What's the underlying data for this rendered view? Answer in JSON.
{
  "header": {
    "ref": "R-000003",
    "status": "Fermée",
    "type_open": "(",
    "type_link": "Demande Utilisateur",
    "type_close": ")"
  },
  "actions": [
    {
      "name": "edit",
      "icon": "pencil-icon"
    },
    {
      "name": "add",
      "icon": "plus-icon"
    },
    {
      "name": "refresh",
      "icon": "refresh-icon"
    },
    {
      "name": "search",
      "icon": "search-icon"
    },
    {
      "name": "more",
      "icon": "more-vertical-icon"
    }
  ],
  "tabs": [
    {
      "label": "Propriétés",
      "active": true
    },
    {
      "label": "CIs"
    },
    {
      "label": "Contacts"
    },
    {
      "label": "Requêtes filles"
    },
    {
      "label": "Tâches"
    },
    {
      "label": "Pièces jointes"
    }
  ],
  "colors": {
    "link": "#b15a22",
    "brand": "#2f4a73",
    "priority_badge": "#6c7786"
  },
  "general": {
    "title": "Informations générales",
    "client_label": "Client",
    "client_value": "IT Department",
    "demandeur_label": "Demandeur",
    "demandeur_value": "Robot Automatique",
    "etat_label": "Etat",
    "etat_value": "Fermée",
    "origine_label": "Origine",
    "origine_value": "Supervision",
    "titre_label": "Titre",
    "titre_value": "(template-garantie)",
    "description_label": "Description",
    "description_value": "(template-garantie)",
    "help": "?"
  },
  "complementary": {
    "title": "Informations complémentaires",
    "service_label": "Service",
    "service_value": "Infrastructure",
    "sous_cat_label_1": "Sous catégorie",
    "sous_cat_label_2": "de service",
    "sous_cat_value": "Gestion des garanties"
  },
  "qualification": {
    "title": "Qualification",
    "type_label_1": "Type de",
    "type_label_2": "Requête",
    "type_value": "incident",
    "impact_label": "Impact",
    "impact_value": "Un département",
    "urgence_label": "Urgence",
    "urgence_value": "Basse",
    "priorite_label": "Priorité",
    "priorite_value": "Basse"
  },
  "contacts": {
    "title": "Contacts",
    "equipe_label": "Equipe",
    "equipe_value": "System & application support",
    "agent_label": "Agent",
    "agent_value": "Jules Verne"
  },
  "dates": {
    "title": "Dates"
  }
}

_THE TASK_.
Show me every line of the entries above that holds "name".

_SOLUTION TO THE PROBLEM_.
      "name": "edit",
      "name": "add",
      "name": "refresh",
      "name": "search",
      "name": "more",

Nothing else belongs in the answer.